EXERCISE PROMPT » Return only those lines of the listing that hold the word "carton".

----------------------------------------

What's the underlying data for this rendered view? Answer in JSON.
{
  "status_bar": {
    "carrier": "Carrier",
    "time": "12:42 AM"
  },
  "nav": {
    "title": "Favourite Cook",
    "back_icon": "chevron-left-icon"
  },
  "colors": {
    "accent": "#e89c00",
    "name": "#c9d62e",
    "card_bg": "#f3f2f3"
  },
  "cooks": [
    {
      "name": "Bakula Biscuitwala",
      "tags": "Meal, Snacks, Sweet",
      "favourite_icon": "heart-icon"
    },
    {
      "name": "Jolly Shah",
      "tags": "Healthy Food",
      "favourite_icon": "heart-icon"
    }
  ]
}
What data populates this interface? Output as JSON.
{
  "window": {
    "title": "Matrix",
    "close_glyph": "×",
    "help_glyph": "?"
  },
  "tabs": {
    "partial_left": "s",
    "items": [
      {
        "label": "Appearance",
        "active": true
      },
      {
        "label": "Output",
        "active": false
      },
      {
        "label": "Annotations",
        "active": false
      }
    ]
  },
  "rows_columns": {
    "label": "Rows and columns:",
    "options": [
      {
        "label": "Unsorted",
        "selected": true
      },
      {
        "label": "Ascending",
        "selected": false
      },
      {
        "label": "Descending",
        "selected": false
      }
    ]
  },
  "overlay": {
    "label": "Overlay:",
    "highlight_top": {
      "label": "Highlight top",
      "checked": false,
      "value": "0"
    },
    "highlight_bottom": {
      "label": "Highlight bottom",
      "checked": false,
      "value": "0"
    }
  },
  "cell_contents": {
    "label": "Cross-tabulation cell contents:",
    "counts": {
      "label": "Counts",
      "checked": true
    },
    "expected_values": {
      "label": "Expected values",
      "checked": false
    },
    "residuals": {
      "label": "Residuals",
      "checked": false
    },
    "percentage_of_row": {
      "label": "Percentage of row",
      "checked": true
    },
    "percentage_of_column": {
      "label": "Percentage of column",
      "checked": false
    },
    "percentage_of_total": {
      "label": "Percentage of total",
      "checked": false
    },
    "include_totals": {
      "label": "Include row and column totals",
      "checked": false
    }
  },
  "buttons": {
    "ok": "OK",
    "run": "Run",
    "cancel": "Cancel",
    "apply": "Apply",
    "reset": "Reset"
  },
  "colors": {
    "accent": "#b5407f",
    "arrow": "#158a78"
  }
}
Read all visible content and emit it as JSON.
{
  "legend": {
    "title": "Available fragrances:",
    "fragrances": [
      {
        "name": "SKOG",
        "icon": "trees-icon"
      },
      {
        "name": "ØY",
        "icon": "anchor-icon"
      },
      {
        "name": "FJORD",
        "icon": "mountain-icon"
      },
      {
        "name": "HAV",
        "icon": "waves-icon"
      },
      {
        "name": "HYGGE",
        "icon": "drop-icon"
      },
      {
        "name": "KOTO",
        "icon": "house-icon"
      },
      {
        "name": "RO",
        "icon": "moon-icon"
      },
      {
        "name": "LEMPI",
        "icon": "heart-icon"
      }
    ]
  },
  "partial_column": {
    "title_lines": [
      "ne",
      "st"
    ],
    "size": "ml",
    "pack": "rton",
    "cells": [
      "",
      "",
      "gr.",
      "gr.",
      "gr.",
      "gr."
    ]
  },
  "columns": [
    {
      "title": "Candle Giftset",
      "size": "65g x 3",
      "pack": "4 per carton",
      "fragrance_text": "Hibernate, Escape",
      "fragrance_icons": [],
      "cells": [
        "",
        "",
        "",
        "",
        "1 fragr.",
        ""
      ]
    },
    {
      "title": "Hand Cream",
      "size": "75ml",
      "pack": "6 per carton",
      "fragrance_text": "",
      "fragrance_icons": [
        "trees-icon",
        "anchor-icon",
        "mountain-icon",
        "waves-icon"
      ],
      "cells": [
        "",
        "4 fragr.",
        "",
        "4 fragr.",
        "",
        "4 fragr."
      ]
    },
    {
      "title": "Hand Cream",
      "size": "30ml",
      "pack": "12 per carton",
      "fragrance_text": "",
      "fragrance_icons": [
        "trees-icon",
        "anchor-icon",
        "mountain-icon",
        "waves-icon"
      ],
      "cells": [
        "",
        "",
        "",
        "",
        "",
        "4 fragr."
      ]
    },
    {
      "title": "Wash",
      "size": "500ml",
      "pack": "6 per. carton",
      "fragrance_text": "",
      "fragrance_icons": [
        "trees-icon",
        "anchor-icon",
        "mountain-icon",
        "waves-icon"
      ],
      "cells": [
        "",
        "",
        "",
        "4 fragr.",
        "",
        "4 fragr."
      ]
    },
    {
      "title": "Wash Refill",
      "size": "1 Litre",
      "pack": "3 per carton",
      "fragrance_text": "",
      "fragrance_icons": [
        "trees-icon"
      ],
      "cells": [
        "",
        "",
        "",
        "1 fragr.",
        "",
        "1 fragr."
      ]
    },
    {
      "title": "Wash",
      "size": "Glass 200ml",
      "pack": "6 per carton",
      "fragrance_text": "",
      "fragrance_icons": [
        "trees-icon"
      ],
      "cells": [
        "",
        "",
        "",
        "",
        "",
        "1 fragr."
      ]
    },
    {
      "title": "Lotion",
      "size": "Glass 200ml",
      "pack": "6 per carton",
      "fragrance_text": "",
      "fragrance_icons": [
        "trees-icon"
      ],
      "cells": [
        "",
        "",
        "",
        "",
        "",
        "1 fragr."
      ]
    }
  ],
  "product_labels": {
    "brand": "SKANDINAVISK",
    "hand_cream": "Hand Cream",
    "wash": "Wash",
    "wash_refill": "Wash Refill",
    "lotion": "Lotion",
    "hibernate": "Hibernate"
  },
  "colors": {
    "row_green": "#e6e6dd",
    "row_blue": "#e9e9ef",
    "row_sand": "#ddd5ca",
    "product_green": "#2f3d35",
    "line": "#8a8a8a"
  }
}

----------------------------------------

OUTPUT BELOW »
      "pack": "4 per carton",
      "pack": "6 per carton",
      "pack": "12 per carton",
      "pack": "6 per. carton",
      "pack": "3 per carton",
      "pack": "6 per carton",
      "pack": "6 per carton",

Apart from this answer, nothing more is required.